§ Description of the task
Every line below that mentions the word "JSON" should be copied out.

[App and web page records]

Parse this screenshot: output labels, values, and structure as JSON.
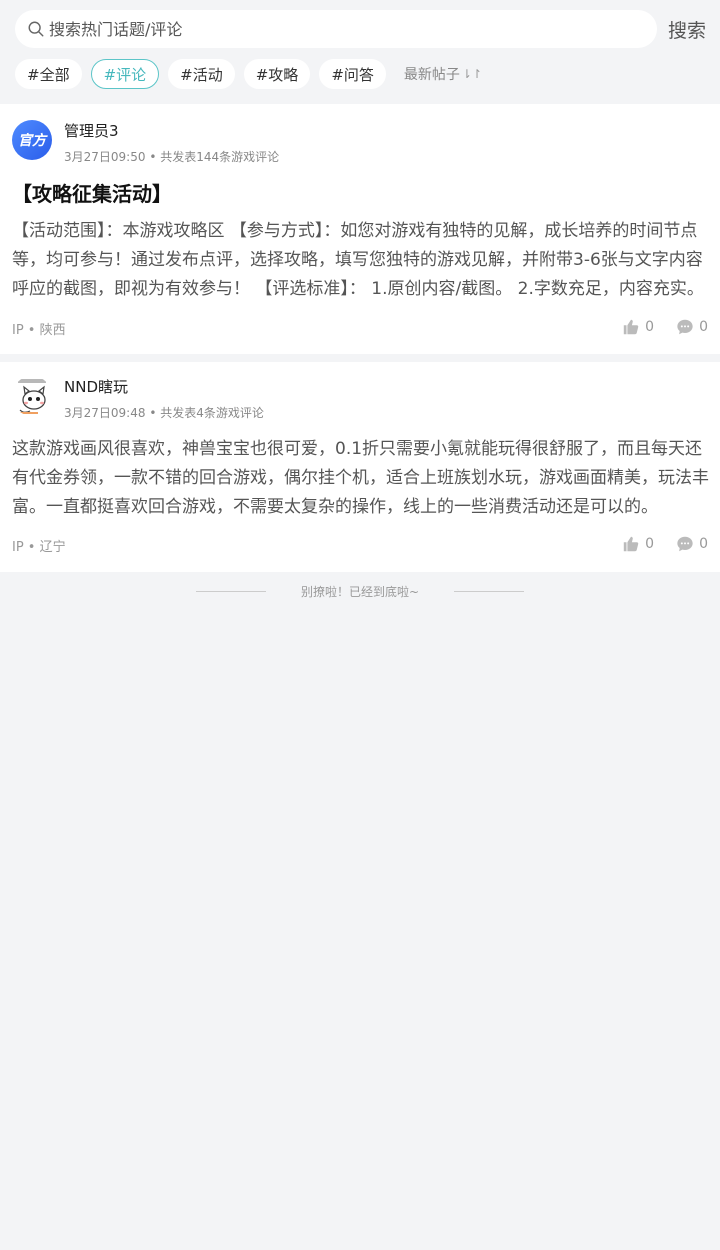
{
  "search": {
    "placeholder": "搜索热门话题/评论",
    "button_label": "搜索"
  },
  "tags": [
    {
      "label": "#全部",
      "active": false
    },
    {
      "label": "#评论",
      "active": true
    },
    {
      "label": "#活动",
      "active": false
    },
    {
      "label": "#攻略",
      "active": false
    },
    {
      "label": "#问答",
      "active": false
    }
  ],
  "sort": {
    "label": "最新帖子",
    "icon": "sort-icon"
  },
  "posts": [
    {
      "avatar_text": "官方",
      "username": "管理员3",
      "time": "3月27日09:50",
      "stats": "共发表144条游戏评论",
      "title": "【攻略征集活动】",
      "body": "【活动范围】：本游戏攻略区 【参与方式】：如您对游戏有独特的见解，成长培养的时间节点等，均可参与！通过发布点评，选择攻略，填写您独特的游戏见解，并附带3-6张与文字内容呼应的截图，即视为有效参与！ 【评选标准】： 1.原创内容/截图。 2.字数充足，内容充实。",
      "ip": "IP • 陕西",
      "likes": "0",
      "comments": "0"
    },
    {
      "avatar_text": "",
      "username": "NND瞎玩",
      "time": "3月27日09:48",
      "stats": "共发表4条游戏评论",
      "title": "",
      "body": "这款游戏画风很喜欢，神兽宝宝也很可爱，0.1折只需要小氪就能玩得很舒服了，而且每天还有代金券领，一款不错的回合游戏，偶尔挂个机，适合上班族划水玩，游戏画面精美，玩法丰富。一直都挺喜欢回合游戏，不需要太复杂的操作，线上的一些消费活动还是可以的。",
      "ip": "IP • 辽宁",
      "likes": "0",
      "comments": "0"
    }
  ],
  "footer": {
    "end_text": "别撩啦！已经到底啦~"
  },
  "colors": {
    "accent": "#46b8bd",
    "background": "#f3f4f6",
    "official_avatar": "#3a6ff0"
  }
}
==
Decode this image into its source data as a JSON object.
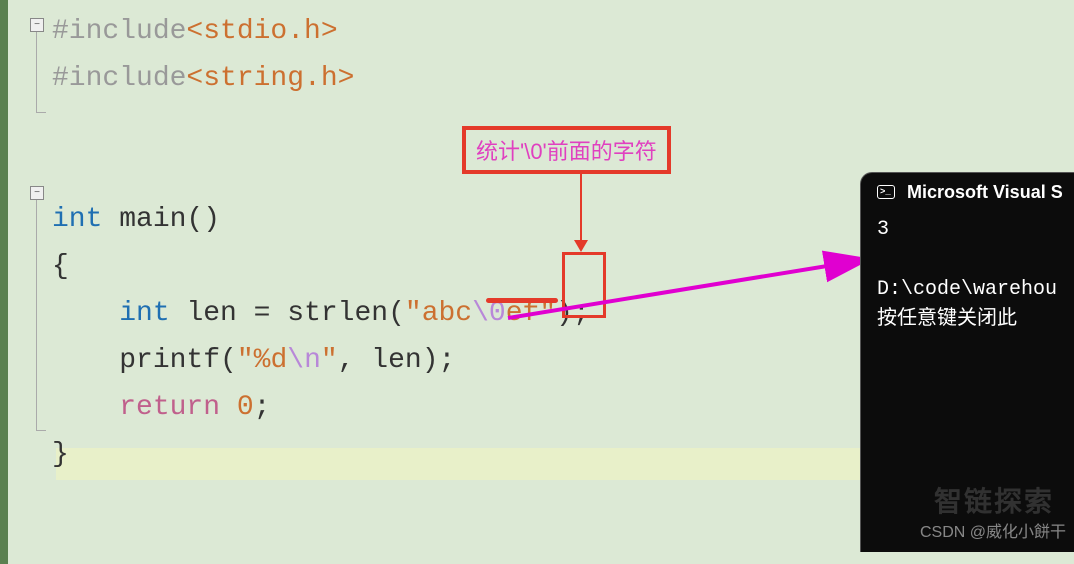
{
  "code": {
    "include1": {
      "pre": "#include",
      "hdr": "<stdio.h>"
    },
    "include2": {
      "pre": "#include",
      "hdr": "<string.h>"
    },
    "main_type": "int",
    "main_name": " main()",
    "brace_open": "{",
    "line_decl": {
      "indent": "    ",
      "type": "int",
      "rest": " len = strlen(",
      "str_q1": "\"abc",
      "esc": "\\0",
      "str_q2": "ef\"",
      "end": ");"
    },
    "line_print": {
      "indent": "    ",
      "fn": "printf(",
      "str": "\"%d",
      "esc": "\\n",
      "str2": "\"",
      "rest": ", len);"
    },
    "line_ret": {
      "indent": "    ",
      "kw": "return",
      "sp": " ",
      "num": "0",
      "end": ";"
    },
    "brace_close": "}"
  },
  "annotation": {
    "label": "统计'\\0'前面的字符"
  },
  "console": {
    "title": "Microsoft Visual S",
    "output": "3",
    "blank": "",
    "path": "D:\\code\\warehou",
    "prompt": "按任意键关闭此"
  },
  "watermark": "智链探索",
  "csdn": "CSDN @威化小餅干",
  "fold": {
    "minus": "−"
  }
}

§ Finished exercise
Parse this screenshot: output labels, values, and structure as JSON.
Decode this image into its source data as a JSON object.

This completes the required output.